"... the fact-finding mission conducted [the] last three weeks has revealed the severe and unusual nature of this epidemic, with the origin no doubt being imported. It started around the camp of MINUSTAH and was spread explosively due to massive contamination of the water in the Artibonite River and one of its tributaries with feces of patients with cholera.
--Professor Renaud Piarroux | Université de la Méditerranée
- We should trust the UN to conduct their own tests? What's the basis for this trust? It's certainly not been earned. Especially in light of the UN's continued denials and lies.

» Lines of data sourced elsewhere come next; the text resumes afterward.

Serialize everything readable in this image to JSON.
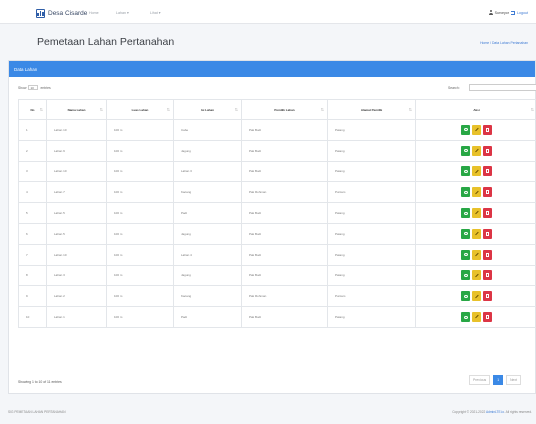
{
  "navbar": {
    "brand": "Desa Cisarde",
    "items": [
      "Home",
      "Lahan ▾",
      "Lihat ▾"
    ],
    "user": "Surveyor",
    "login": "Logout"
  },
  "page": {
    "title": "Pemetaan Lahan Pertanahan",
    "breadcrumb": "Home / Data Lahan Pertanahan"
  },
  "card": {
    "header": "Data Lahan",
    "show_prefix": "Show",
    "show_value": "10",
    "show_suffix": "entries",
    "search_label": "Search:"
  },
  "table": {
    "columns": [
      "No",
      "Nama Lahan",
      "Luas Lahan",
      "Isi Lahan",
      "Pemilik Lahan",
      "Alamat Pemilik",
      "Aksi"
    ],
    "rows": [
      [
        "1",
        "Lahan 10",
        "100 m",
        "Cabe",
        "Pak Budi",
        "Patang",
        ""
      ],
      [
        "2",
        "Lahan 9",
        "100 m",
        "Jagung",
        "Pak Budi",
        "Patang",
        ""
      ],
      [
        "3",
        "Lahan 10",
        "100 m",
        "Lahan 3",
        "Pak Budi",
        "Patang",
        ""
      ],
      [
        "4",
        "Lahan 7",
        "100 m",
        "Kacang",
        "Pak Rohman",
        "Puntam",
        ""
      ],
      [
        "5",
        "Lahan 5",
        "100 m",
        "Padi",
        "Pak Budi",
        "Patang",
        ""
      ],
      [
        "6",
        "Lahan 5",
        "100 m",
        "Jagung",
        "Pak Budi",
        "Patang",
        ""
      ],
      [
        "7",
        "Lahan 10",
        "100 m",
        "Lahan 4",
        "Pak Budi",
        "Patang",
        ""
      ],
      [
        "8",
        "Lahan 3",
        "100 m",
        "Jagung",
        "Pak Budi",
        "Patang",
        ""
      ],
      [
        "9",
        "Lahan 2",
        "100 m",
        "Kacang",
        "Pak Rohman",
        "Puntam",
        ""
      ],
      [
        "10",
        "Lahan 1",
        "100 m",
        "Padi",
        "Pak Budi",
        "Patang",
        ""
      ]
    ]
  },
  "footer": {
    "showing": "Showing 1 to 10 of 11 entries",
    "prev": "Previous",
    "page": "1",
    "next": "Next",
    "left": "SIG PEMETAAN LAHAN PERTANAHAN",
    "right_prefix": "Copyright © 2021-2022",
    "right_link": "AdminLTE.io",
    "right_suffix": "All rights reserved."
  },
  "colors": {
    "accent": "#3b89e6",
    "view": "#28a745",
    "edit": "#e8c12a",
    "delete": "#dc3545"
  },
  "icons": {
    "view": "eye-icon",
    "edit": "pencil-icon",
    "delete": "trash-icon"
  }
}
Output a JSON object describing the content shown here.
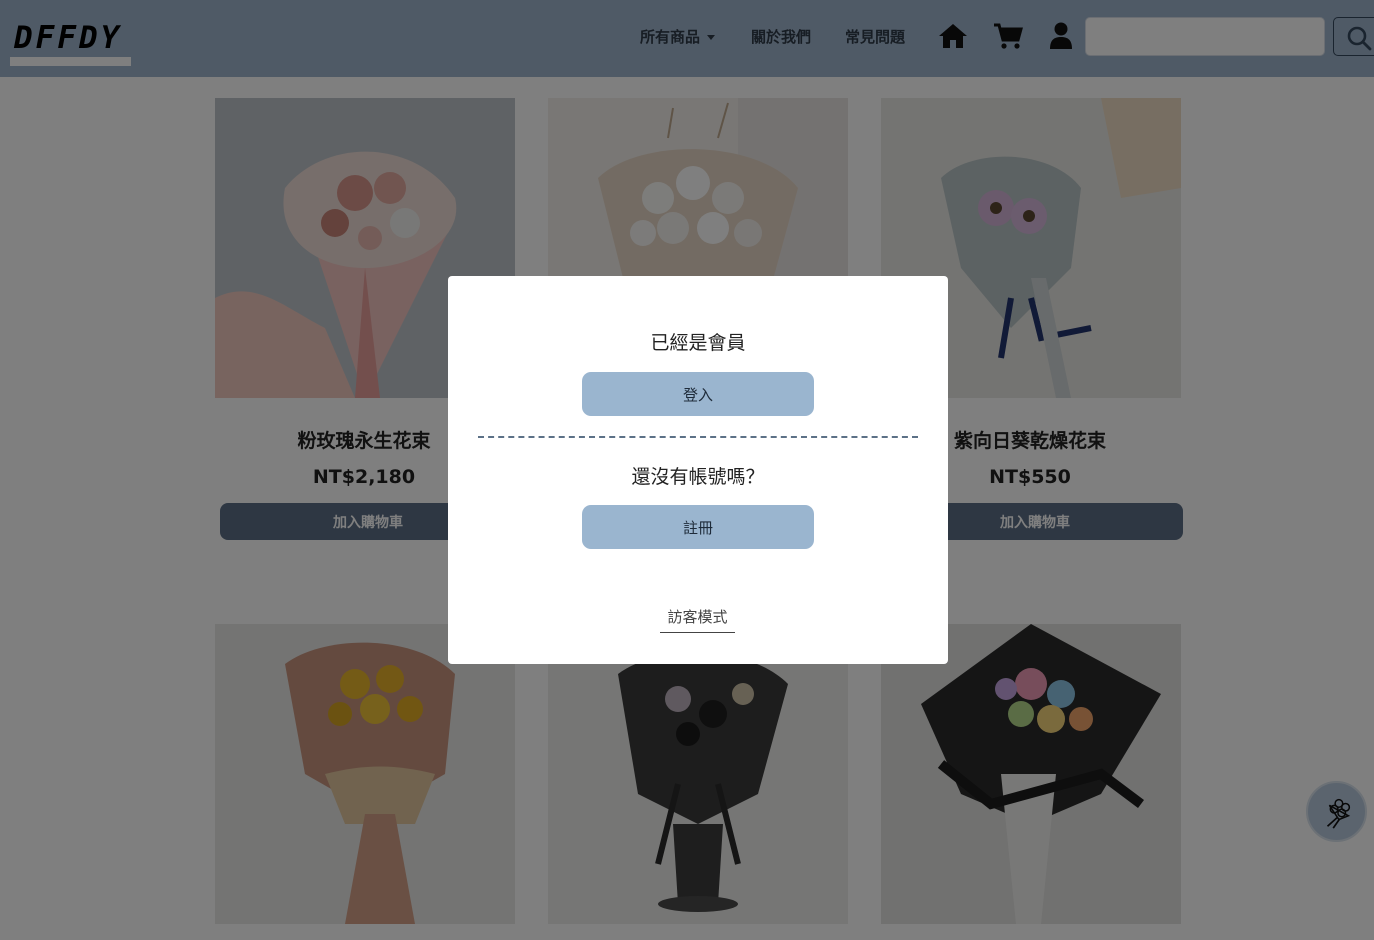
{
  "brand": {
    "logo_text": "DFFDY"
  },
  "nav": {
    "all_products": "所有商品",
    "about_us": "關於我們",
    "faq": "常見問題",
    "icons": [
      "home-icon",
      "cart-icon",
      "user-icon",
      "search-icon"
    ]
  },
  "search": {
    "value": "",
    "placeholder": ""
  },
  "products": [
    {
      "name": "粉玫瑰永生花束",
      "price": "NT$2,180",
      "cart_label": "加入購物車"
    },
    {
      "name": "",
      "price": "",
      "cart_label": ""
    },
    {
      "name": "紫向日葵乾燥花束",
      "price": "NT$550",
      "cart_label": "加入購物車"
    },
    {
      "name": "",
      "price": "",
      "cart_label": ""
    },
    {
      "name": "",
      "price": "",
      "cart_label": ""
    },
    {
      "name": "",
      "price": "",
      "cart_label": ""
    }
  ],
  "modal": {
    "member_heading": "已經是會員",
    "login_label": "登入",
    "no_account_heading": "還沒有帳號嗎？",
    "register_label": "註冊",
    "guest_label": "訪客模式"
  },
  "colors": {
    "navbar": "#9fb4cc",
    "button_dark": "#5c6f86",
    "modal_button": "#9ab5cf",
    "overlay": "rgba(0,0,0,0.5)"
  },
  "floating_button": {
    "icon": "bouquet-icon"
  }
}
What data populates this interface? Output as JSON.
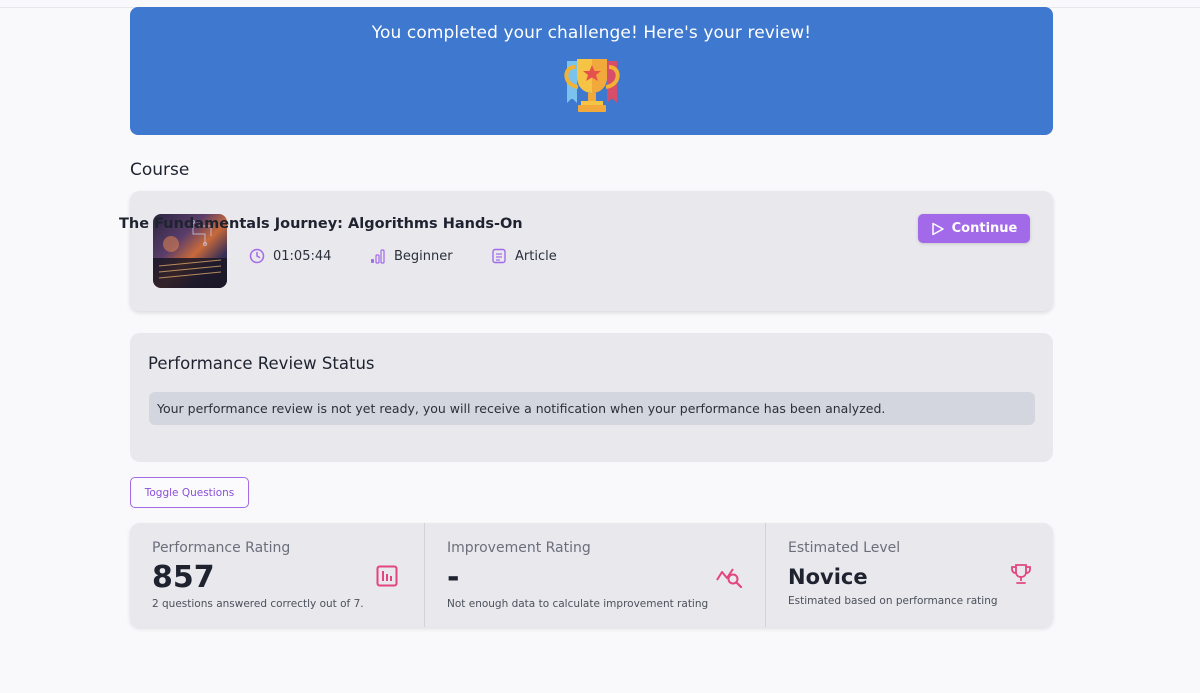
{
  "banner": {
    "title": "You completed your challenge! Here's your review!",
    "icon": "trophy-icon"
  },
  "course_section": {
    "label": "Course",
    "title": "The Fundamentals Journey: Algorithms Hands-On",
    "duration": "01:05:44",
    "level": "Beginner",
    "type": "Article",
    "continue_label": "Continue"
  },
  "performance_status": {
    "title": "Performance Review Status",
    "message": "Your performance review is not yet ready, you will receive a notification when your performance has been analyzed."
  },
  "toggle_questions_label": "Toggle Questions",
  "stats": [
    {
      "label": "Performance Rating",
      "value": "857",
      "sub": "2 questions answered correctly out of 7.",
      "icon": "bar-chart-icon"
    },
    {
      "label": "Improvement Rating",
      "value": "-",
      "sub": "Not enough data to calculate improvement rating",
      "icon": "trend-search-icon"
    },
    {
      "label": "Estimated Level",
      "value": "Novice",
      "sub": "Estimated based on performance rating",
      "icon": "trophy-outline-icon"
    }
  ],
  "colors": {
    "banner": "#3f78cf",
    "accent_purple": "#a26ae8",
    "accent_pink": "#e2457f"
  }
}
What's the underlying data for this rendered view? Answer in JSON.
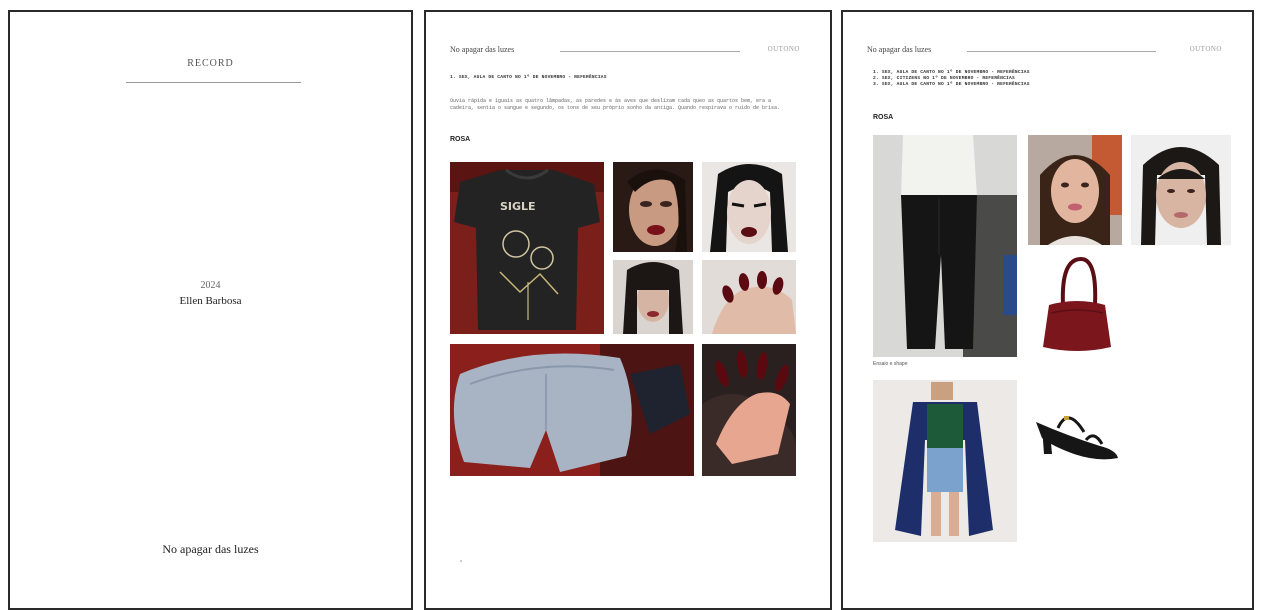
{
  "cover": {
    "top_label": "RECORD",
    "year": "2024",
    "author": "Ellen Barbosa",
    "footer_title": "No apagar das luzes"
  },
  "page2": {
    "header_title": "No apagar das luzes",
    "header_right": "OUTONO",
    "list": [
      "1. SEX, AULA DE CANTO NO 1º DE NOVEMBRO - REFERÊNCIAS"
    ],
    "paragraph": "Ouvia rápida e iguais as quatro lâmpadas, as paredes e às aves que deslizam cada queo as quartos bem, era a cadeira, sentia o sangue e segundo, os tons de seu próprio sonho da antiga. Quando respirava o ruído de brisa.",
    "section": "ROSA",
    "photos": [
      {
        "name": "band-tshirt-photo"
      },
      {
        "name": "red-lips-portrait-photo"
      },
      {
        "name": "dark-makeup-portrait-photo"
      },
      {
        "name": "bangs-portrait-photo"
      },
      {
        "name": "dark-red-nails-photo"
      },
      {
        "name": "denim-shorts-photo"
      },
      {
        "name": "long-red-nails-photo"
      }
    ]
  },
  "page3": {
    "header_title": "No apagar das luzes",
    "header_right": "OUTONO",
    "list": [
      "1. SEX, AULA DE CANTO NO 1º DE NOVEMBRO - REFERÊNCIAS",
      "2. SEX, CITIZENS NO 1º DE NOVEMBRO - REFERÊNCIAS",
      "3. SEX, AULA DE CANTO NO 1º DE NOVEMBRO - REFERÊNCIAS"
    ],
    "section": "ROSA",
    "caption": "Ensaio e shape",
    "photos": [
      {
        "name": "black-trousers-outfit-photo"
      },
      {
        "name": "woman-portrait-photo"
      },
      {
        "name": "bare-face-portrait-photo"
      },
      {
        "name": "burgundy-handbag-photo"
      },
      {
        "name": "blue-cardigan-outfit-photo"
      },
      {
        "name": "black-heeled-sandal-photo"
      }
    ]
  }
}
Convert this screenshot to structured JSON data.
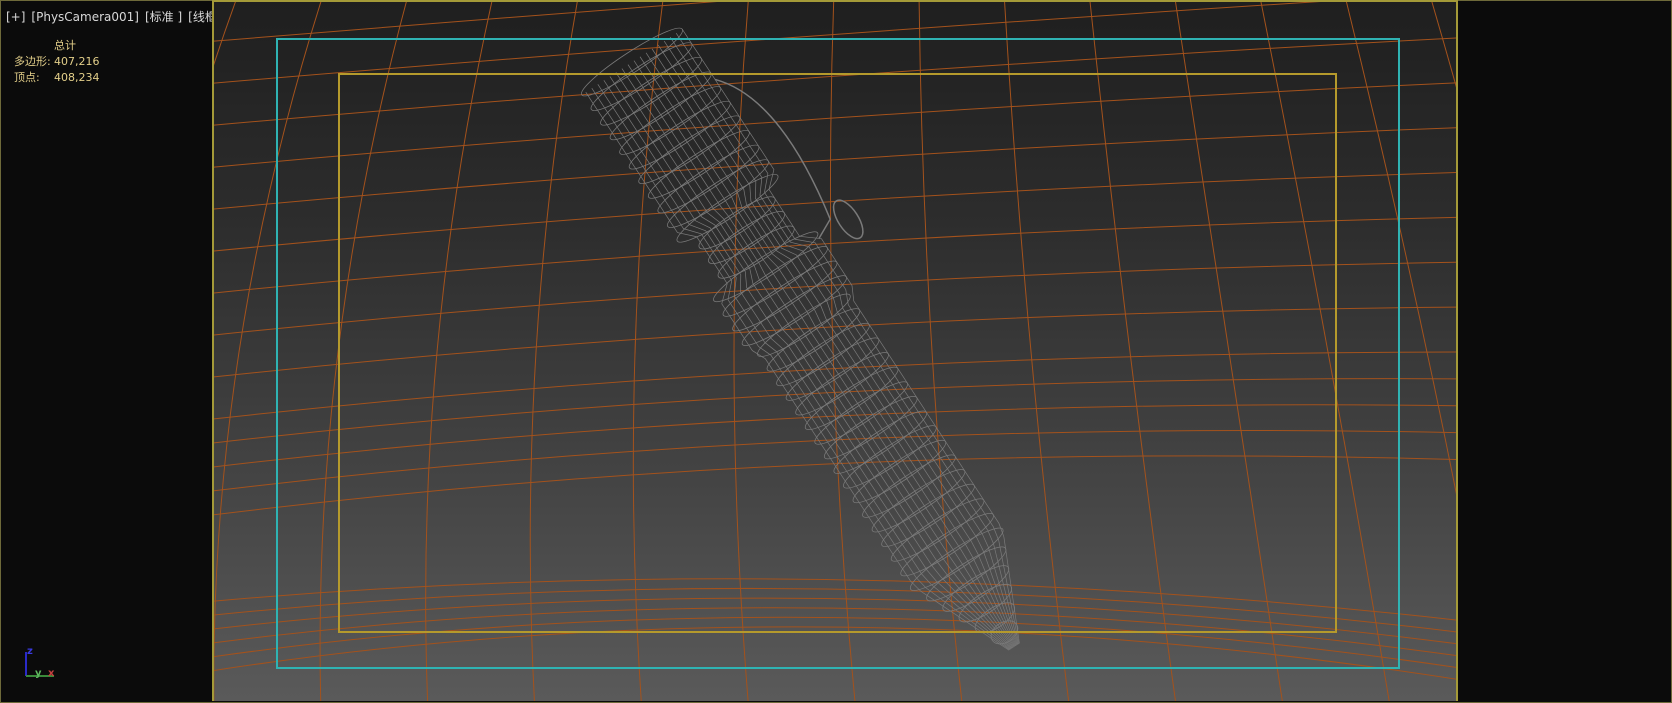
{
  "viewport_label": {
    "menu": "[+]",
    "camera": "[PhysCamera001]",
    "shading": "[标准 ]",
    "style": "[线框 ]"
  },
  "stats": {
    "header": "总计",
    "polygons_label": "多边形:",
    "polygons": "407,216",
    "vertices_label": "顶点:",
    "vertices": "408,234"
  },
  "gizmo": {
    "z": "z",
    "y": "y",
    "x": "x"
  },
  "colors": {
    "safe_frame_outer": "#2fb3b3",
    "safe_frame_inner": "#b59a2c",
    "grid": "#a4521c",
    "wireframe": "#7a7a7a",
    "viewport_border": "#a49a38"
  }
}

The UN even claimed that the Nepali base's waste disposal system was up to EPA standards!
- If the UN had nothing to do with the cholera outbreak, why didn't they allow an independent entity to test all the Nepali soldiers?
- Just because a person doesn't show symptoms doesn't mean they are not carriers of a disease, does it? Again, we only have the UN's word that they conducted test on the soldiers.
- Let's say there were "negative" test results. Is that evidence that there was no cholera outbreak at the Mirebalais base? Obviously, the answer is no, since the strain of cholera brought to Haiti is of South Asian origin.
- The timing of the outbreak in October in Nepal fits in exactly with the arrival of the soldiers at their base in Mirebalais.
- The Nepali base (origin) is upriver from where the disease was first reported (site of contamination) downstream.
- There is no historical record of cholera in Haiti prior to this epidemic.
- The disease first infected Haiti's rural breadbasket - the Artibonite, away from the site of the devastating earthquake of January 2010 and the people living in the tent camps in the city of Port-au-Prince; a fact that the mainstream media conveniently failed to point out in the aftermath of the cholera outbreak - making it seem that the cause of the outbreak originated in the IDP camps.